Data about app and page elements:

------------------------------

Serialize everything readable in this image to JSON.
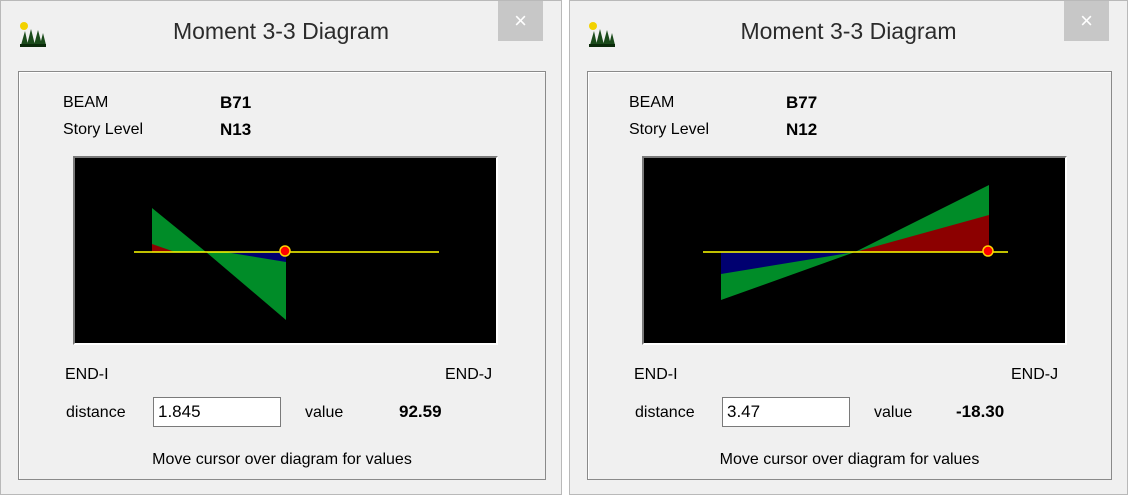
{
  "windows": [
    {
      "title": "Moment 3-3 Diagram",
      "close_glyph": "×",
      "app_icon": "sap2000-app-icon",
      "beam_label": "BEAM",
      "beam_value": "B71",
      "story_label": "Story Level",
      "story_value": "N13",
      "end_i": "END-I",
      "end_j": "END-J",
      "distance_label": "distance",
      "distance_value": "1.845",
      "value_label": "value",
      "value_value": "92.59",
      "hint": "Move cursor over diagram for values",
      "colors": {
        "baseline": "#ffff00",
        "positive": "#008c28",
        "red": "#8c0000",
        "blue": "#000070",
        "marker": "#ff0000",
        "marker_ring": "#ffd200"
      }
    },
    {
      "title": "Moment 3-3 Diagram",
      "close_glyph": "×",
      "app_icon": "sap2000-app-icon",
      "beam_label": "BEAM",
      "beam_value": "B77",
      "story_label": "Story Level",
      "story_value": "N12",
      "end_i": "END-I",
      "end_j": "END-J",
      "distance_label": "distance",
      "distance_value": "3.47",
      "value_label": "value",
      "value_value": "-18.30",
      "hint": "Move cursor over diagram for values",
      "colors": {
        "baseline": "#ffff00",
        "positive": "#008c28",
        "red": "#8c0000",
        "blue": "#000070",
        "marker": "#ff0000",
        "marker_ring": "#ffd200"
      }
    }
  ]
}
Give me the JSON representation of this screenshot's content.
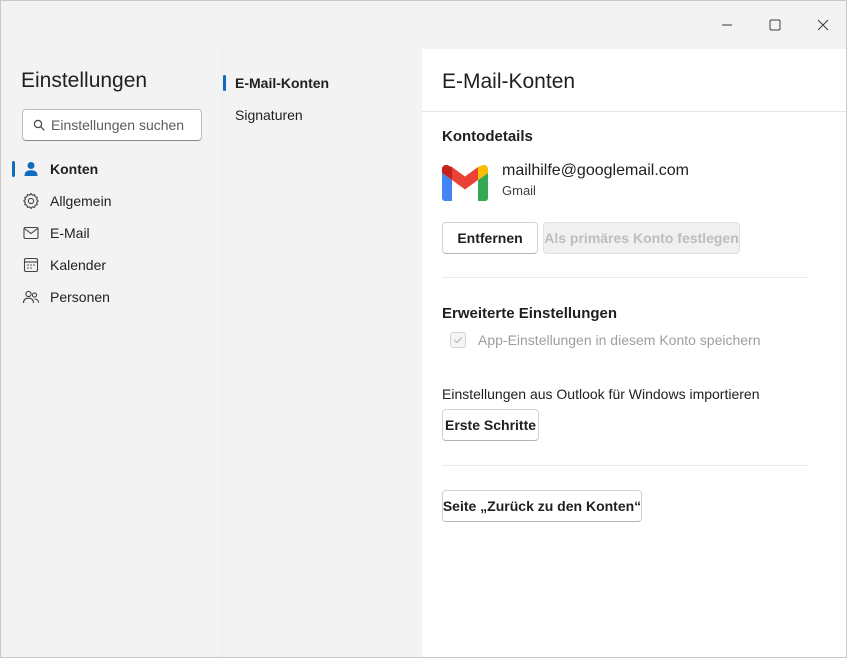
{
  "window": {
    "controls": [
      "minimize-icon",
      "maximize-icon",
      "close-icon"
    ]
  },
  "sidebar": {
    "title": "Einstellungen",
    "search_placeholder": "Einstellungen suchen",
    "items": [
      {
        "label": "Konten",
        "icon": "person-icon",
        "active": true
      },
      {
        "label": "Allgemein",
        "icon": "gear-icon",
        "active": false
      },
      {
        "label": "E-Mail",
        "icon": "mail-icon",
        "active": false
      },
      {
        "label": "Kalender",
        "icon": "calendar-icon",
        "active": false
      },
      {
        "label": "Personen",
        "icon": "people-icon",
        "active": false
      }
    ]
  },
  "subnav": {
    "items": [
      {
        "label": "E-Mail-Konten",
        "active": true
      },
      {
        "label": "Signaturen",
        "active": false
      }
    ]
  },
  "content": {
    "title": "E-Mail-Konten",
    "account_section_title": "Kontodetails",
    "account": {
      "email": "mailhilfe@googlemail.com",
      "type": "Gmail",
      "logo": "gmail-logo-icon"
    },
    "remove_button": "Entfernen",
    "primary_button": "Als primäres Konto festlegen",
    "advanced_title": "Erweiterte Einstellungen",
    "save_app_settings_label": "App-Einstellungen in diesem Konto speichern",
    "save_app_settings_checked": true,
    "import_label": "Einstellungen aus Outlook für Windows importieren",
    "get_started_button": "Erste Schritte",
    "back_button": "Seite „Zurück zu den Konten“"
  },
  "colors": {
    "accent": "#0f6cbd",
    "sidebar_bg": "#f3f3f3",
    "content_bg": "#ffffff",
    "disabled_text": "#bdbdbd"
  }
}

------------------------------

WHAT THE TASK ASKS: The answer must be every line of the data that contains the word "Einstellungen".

ANSWER SECTION:
    "title": "Einstellungen",
    "search_placeholder": "Einstellungen suchen",
    "advanced_title": "Erweiterte Einstellungen",
    "save_app_settings_label": "App-Einstellungen in diesem Konto speichern",
    "import_label": "Einstellungen aus Outlook für Windows importieren",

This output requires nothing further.